RECORDED DATA =>
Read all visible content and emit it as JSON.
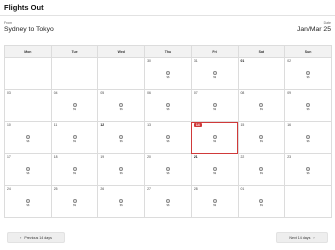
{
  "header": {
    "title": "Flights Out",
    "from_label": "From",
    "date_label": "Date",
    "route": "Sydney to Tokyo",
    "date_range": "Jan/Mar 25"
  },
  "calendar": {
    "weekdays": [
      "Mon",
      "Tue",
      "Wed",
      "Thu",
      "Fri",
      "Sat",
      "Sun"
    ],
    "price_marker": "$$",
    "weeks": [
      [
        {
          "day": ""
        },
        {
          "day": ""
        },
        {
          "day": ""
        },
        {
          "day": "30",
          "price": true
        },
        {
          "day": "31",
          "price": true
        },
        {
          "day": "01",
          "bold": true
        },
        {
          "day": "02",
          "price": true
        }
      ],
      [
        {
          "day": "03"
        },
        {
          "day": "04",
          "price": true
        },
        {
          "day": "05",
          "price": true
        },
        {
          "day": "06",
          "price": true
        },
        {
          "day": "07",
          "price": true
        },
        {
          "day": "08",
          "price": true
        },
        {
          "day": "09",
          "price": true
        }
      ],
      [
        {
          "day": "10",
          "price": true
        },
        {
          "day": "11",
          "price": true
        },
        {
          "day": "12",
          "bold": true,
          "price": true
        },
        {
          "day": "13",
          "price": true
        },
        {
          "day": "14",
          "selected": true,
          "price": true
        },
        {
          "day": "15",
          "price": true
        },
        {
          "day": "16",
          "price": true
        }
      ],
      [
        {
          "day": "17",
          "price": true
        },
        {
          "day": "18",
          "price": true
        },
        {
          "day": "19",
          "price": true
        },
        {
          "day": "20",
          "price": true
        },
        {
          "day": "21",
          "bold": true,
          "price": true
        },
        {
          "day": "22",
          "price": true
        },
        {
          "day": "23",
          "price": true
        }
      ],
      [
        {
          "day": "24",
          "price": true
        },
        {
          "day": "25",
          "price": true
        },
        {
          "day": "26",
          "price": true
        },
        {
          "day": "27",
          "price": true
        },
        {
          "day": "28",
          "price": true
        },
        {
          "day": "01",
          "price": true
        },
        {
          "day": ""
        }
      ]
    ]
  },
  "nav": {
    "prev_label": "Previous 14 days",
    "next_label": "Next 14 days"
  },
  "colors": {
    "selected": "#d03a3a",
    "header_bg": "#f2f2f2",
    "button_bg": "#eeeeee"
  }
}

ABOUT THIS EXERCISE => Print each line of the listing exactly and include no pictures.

ANSWER BOX =>
Read all visible content and emit it as JSON.
{
  "header": {
    "title": "Flights Out",
    "from_label": "From",
    "date_label": "Date",
    "route": "Sydney to Tokyo",
    "date_range": "Jan/Mar 25"
  },
  "calendar": {
    "weekdays": [
      "Mon",
      "Tue",
      "Wed",
      "Thu",
      "Fri",
      "Sat",
      "Sun"
    ],
    "price_marker": "$$",
    "weeks": [
      [
        {
          "day": ""
        },
        {
          "day": ""
        },
        {
          "day": ""
        },
        {
          "day": "30",
          "price": true
        },
        {
          "day": "31",
          "price": true
        },
        {
          "day": "01",
          "bold": true
        },
        {
          "day": "02",
          "price": true
        }
      ],
      [
        {
          "day": "03"
        },
        {
          "day": "04",
          "price": true
        },
        {
          "day": "05",
          "price": true
        },
        {
          "day": "06",
          "price": true
        },
        {
          "day": "07",
          "price": true
        },
        {
          "day": "08",
          "price": true
        },
        {
          "day": "09",
          "price": true
        }
      ],
      [
        {
          "day": "10",
          "price": true
        },
        {
          "day": "11",
          "price": true
        },
        {
          "day": "12",
          "bold": true,
          "price": true
        },
        {
          "day": "13",
          "price": true
        },
        {
          "day": "14",
          "selected": true,
          "price": true
        },
        {
          "day": "15",
          "price": true
        },
        {
          "day": "16",
          "price": true
        }
      ],
      [
        {
          "day": "17",
          "price": true
        },
        {
          "day": "18",
          "price": true
        },
        {
          "day": "19",
          "price": true
        },
        {
          "day": "20",
          "price": true
        },
        {
          "day": "21",
          "bold": true,
          "price": true
        },
        {
          "day": "22",
          "price": true
        },
        {
          "day": "23",
          "price": true
        }
      ],
      [
        {
          "day": "24",
          "price": true
        },
        {
          "day": "25",
          "price": true
        },
        {
          "day": "26",
          "price": true
        },
        {
          "day": "27",
          "price": true
        },
        {
          "day": "28",
          "price": true
        },
        {
          "day": "01",
          "price": true
        },
        {
          "day": ""
        }
      ]
    ]
  },
  "nav": {
    "prev_label": "Previous 14 days",
    "next_label": "Next 14 days"
  },
  "colors": {
    "selected": "#d03a3a",
    "header_bg": "#f2f2f2",
    "button_bg": "#eeeeee"
  }
}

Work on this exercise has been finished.